As a landscape professional, you might ask yourself: What’s the point of trade associations? Why do they exist? Who benefits? Well, look no further, because we have answers.
Trade associations advance their industries through collaboration, instruction, product displays, and accreditation. They exist to cultivate industry knowledge and practices.
For Canada’s landscaping industry, Landscape Ontario is the association of choice with over 2,000 registered professionals amongst its ranks. Their code of ethics exhibits a common ground of professionalism and reliability.
Landscape Ontario hosts an annual Congress, which remains the biggest event of the year for Canada's landscaping industry. Since our Canada office opened just last year, we sent our Landmark Product Marketing Manager, Eric Gilbey, PLA, to Toronto to help acquaint the office to new industry exposures.
Once back in Maryland, Gilbey had tons to say about the value of trade associations in general. And he attends trade shows like Congress as part of his job, so his input is particularly meaningful!
“It’s a tremendous experience for landscape and horticultural professionals in that province,” Gilbey said.
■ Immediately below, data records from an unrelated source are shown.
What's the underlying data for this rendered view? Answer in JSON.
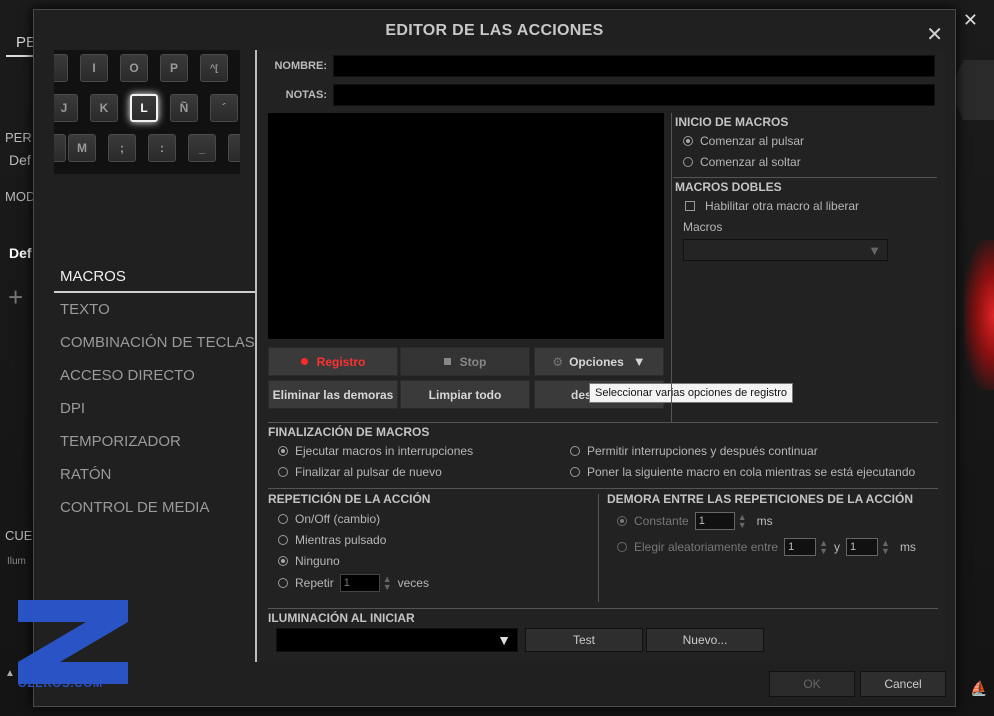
{
  "background": {
    "left_labels": [
      "PE",
      "PER",
      "Def",
      "MOD",
      "Def",
      "CUE",
      "Ilum"
    ]
  },
  "dialog": {
    "title": "EDITOR DE LAS ACCIONES",
    "close_glyph": "✕"
  },
  "keyboard": {
    "keys_row1": [
      "I",
      "O",
      "P",
      "^["
    ],
    "keys_row2": [
      "J",
      "K",
      "L",
      "Ñ",
      "´"
    ],
    "keys_row3": [
      "M",
      ";",
      ":",
      "_"
    ],
    "selected_key": "L"
  },
  "nav": {
    "items": [
      {
        "label": "MACROS",
        "active": true
      },
      {
        "label": "TEXTO"
      },
      {
        "label": "COMBINACIÓN DE TECLAS"
      },
      {
        "label": "ACCESO DIRECTO"
      },
      {
        "label": "DPI"
      },
      {
        "label": "TEMPORIZADOR"
      },
      {
        "label": "RATÓN"
      },
      {
        "label": "CONTROL DE MEDIA"
      }
    ]
  },
  "form": {
    "name_label": "NOMBRE:",
    "name_value": "",
    "notes_label": "NOTAS:",
    "notes_value": ""
  },
  "macro_buttons": {
    "record": "Registro",
    "stop": "Stop",
    "options": "Opciones",
    "remove_delays": "Eliminar las demoras",
    "clear_all": "Limpiar todo",
    "third": "des"
  },
  "tooltip": "Seleccionar varias opciones de registro",
  "macro_start": {
    "title": "INICIO DE MACROS",
    "options": [
      "Comenzar al pulsar",
      "Comenzar al soltar"
    ],
    "selected": 0
  },
  "double_macros": {
    "title": "MACROS DOBLES",
    "checkbox": "Habilitar otra macro al liberar",
    "macros_label": "Macros"
  },
  "finalization": {
    "title": "FINALIZACIÓN DE MACROS",
    "options": [
      "Ejecutar macros in interrupciones",
      "Finalizar al pulsar de nuevo",
      "Permitir interrupciones y después continuar",
      "Poner la siguiente macro en cola mientras se está ejecutando"
    ],
    "selected": 0
  },
  "repetition": {
    "title": "REPETICIÓN DE LA ACCIÓN",
    "options": [
      "On/Off (cambio)",
      "Mientras pulsado",
      "Ninguno",
      "Repetir"
    ],
    "selected": 2,
    "repeat_value": "1",
    "repeat_unit": "veces"
  },
  "delay": {
    "title": "DEMORA ENTRE LAS REPETICIONES DE LA ACCIÓN",
    "constant_label": "Constante",
    "constant_value": "1",
    "unit": "ms",
    "random_label": "Elegir aleatoriamente entre",
    "random_min": "1",
    "and_label": "y",
    "random_max": "1"
  },
  "lighting": {
    "title": "ILUMINACIÓN AL INICIAR",
    "test": "Test",
    "new": "Nuevo..."
  },
  "footer": {
    "ok": "OK",
    "cancel": "Cancel"
  },
  "watermark": "OZEROS.COM"
}
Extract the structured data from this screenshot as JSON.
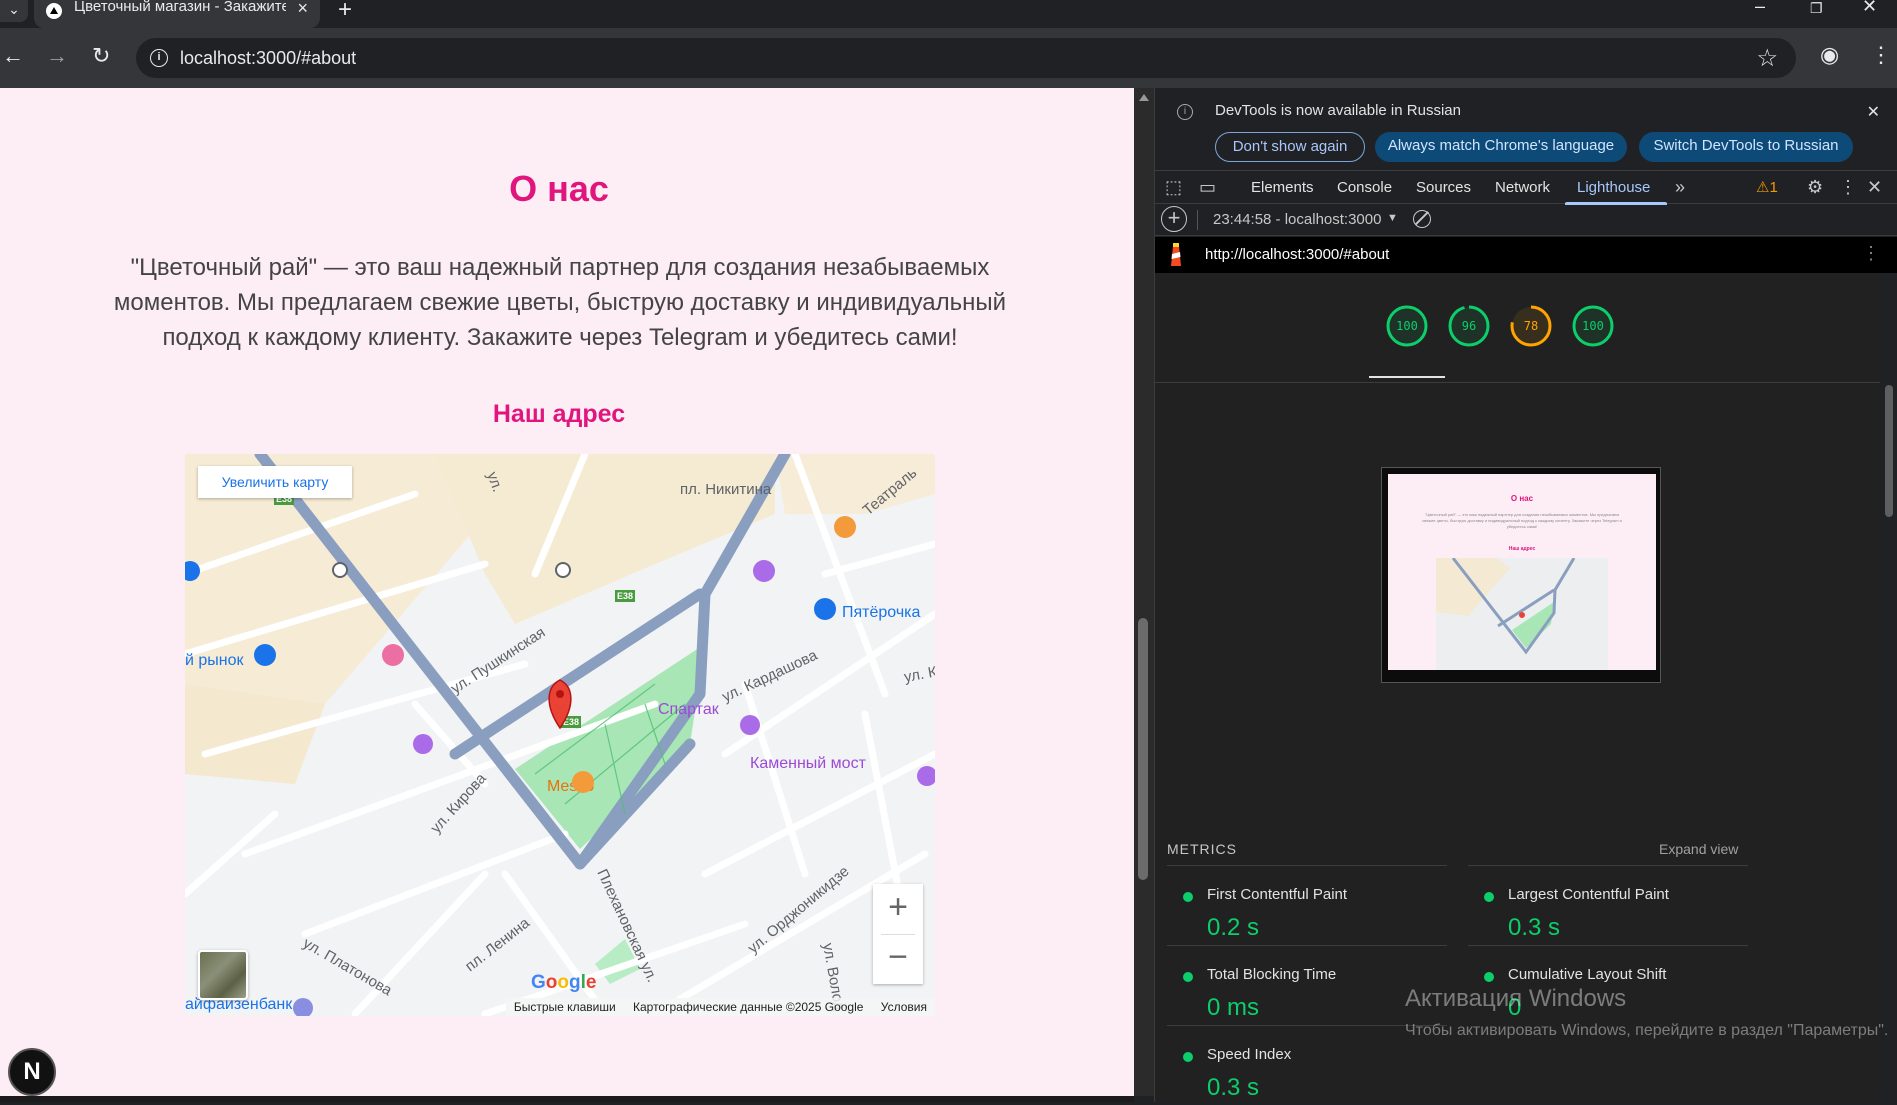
{
  "browser": {
    "tab_title": "Цветочный магазин - Закажите",
    "url": "localhost:3000/#about",
    "tab_menu_icon": "chevron-down-icon",
    "new_tab_icon": "plus-icon"
  },
  "page": {
    "title": "О нас",
    "about_text": "\"Цветочный рай\" — это ваш надежный партнер для создания незабываемых моментов. Мы предлагаем свежие цветы, быструю доставку и индивидуальный подход к каждому клиенту. Закажите через Telegram и убедитесь сами!",
    "address_title": "Наш адрес",
    "accent_color": "#e0157e",
    "background_color": "#fdeef5"
  },
  "map": {
    "enlarge_label": "Увеличить карту",
    "zoom_in": "+",
    "zoom_out": "−",
    "google_logo": "Google",
    "attribution": {
      "shortcuts": "Быстрые клавиши",
      "data": "Картографические данные ©2025 Google",
      "terms": "Условия"
    },
    "labels": {
      "nikitina": "пл. Никитина",
      "teatralnaya": "Театраль",
      "ul_short": "ул.",
      "pyaterochka": "Пятёрочка",
      "rynok": "й рынок",
      "pushkinskaya": "ул. Пушкинская",
      "kardashova": "ул. Кардашова",
      "ul_k": "ул. К",
      "spartak": "Спартак",
      "kamenny_most": "Каменный мост",
      "kirova": "ул. Кирова",
      "mesto": "MesTo",
      "ordzhonikidze": "ул. Орджоникидзе",
      "plekhanovskaya": "Плехановская ул.",
      "lenina": "пл. Ленина",
      "platonova": "ул. Платонова",
      "volod": "ул. Волод",
      "raiffeisen": "айфайзенбанк",
      "e38": "E38"
    }
  },
  "devtools": {
    "banner_message": "DevTools is now available in Russian",
    "btn_dont_show": "Don't show again",
    "btn_match_language": "Always match Chrome's language",
    "btn_switch_russian": "Switch DevTools to Russian",
    "tabs": [
      "Elements",
      "Console",
      "Sources",
      "Network",
      "Lighthouse"
    ],
    "active_tab": "Lighthouse",
    "warning_count": "1",
    "report_selector": "23:44:58 - localhost:3000",
    "report_url": "http://localhost:3000/#about",
    "scores": [
      {
        "value": 100,
        "label": "100",
        "color": "#0cce6b"
      },
      {
        "value": 96,
        "label": "96",
        "color": "#0cce6b"
      },
      {
        "value": 78,
        "label": "78",
        "color": "#ffa400"
      },
      {
        "value": 100,
        "label": "100",
        "color": "#0cce6b"
      }
    ],
    "thumbnail": {
      "title": "О нас",
      "text": "\"Цветочный рай\" — это ваш надежный партнер для создания незабываемых моментов. Мы предлагаем свежие цветы, быструю доставку и индивидуальный подход к каждому клиенту. Закажите через Telegram и убедитесь сами!",
      "subtitle": "Наш адрес"
    },
    "metrics_title": "METRICS",
    "expand_view": "Expand view",
    "metrics": [
      {
        "name": "First Contentful Paint",
        "value": "0.2 s"
      },
      {
        "name": "Largest Contentful Paint",
        "value": "0.3 s"
      },
      {
        "name": "Total Blocking Time",
        "value": "0 ms"
      },
      {
        "name": "Cumulative Layout Shift",
        "value": "0"
      },
      {
        "name": "Speed Index",
        "value": "0.3 s"
      }
    ]
  },
  "watermark": {
    "title": "Активация Windows",
    "subtitle": "Чтобы активировать Windows, перейдите в раздел \"Параметры\"."
  },
  "next_badge": "N"
}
The Congress, to Gilbey, is much more than a simple meet-up: in an increasingly digital world of design, it marks the significance of in-person, organic collaboration.
Bobbie Schwartz of Bobbie's Green Thumb presenting design plans at the Landscape Ontario Congress.
Beyond the thousands of products and technologies displayed at the event, the Congress hosts seminars aimed at “advancing the horticultural industry,” according to their website, making it an all-together valuable experience for professionals looking to expand their industry influence.
A Closer Look at Congress
January’s congress was massive. It was a 3-day, 10-acre conference with over 600 vendors and 13,000 attendees.
“It allows landscape professionals to understand broader industry context and ways to apply this knowledge to benefit themselves and their clients,” Gilbey said.
To illustrate, he referred to a presentation where an audience member mentioned integrated pest control, a topic that’s perhaps easy to overlook in landscape design. “Hearing adjacent industry colleagues — entomologists and organic plant care specialists, for example — discussing better plant choices and maintenance practices can really enhance design acumen in these small but noticeable ways,” he added.
Terry Vanderkruk has attended the Congress since its inception. In a testimonial, he cited validity as one of the major reasons to get involved: “Landscape Ontario has such a high professional standard that, if you can slap that logo on your cars or on your buildings, you are part of that professional industry that holds such high standards — why would you not want to be a part of that?”
The exposure and awareness offered by trade shows can boost any designer’s repertoire, validating them as creatives. And that’s not to mention the awards.
Landscape Ontario hosts an awards show, brazenly referred to as “the Oscars of the green profession,” aimed at recognizing overall design excellence and appeal. They award plaques in landscape construction, maintenance, design, irrigation, interior plantscaping, gardening, and growing — a wide range of categories that Gilbey called “a pleasant surprise.” He said it seems like Landscape Ontario wants its members to feel recognized, to truly appreciate what membership entails.
One of our users, Partridge Fine Landscapes Ltd., a firm in Toronto, won four Landscape Ontario Awards of Excellence for their project featuring an outdoor TV space. Congress incited Gilbey to note a rising trend of unique outdoor spaces, with features like outdoor TVs, lap pools, and sports courts, a useful consideration as we continue adapting Vectorworks Landmark to industry trends.
Members of Partridge Fine Landscapes, Ltd. receiving Landscape Ontario Awards of Excellence.
Image courtesy of Partridge Fine Landscapes, Ltd.
Want to get involved?
There’s a trade association nearly everywhere, it’s just a matter of finding the right one for you.
In the UK, there’s the Association of Professional Landscapers which, similar to Landscape Ontario, breeds a common ground of reliability — the goal is to provide consumers with a database of accredited landscapers to choose from.
Back in the U.S., The National Association of Landscape Professionals (NALP) has nearly 100,000 members and trains and accredits landscapers. Colocated with the GIE+Expo event, which boasts around 18,000 attendees, the NALP hosts an annual conference they call LANDSCAPES, whose mission matches that of the Landscape Ontario Congress.
The Association of Professional Landscape Designers offers professional connectivity and development to landscape desginers — in 1990 they introduced the APLD certification “to advance the profession of landscape design and to promote the recognition of landscape designers as qualified and dedicated professionals.” APLD hosts the APLD International Design Conference, happening this year July 25 – 29 in Seattle, Washington.
If you need one more reason to consider joining an association, look at what APLD’s president, Danilo Maffei, says: “I haven’t missed a conference since 2005. I block out this week in my calendar every single year. I make the time; I make the commitment. Yeah, it’s time away from the office. Yes, it’s money I need to spend, but it’s money well-spent. I get re-energized. I’m with people I love. We work hard together, we play, and we laugh. It’s a week that I wouldn’t miss.”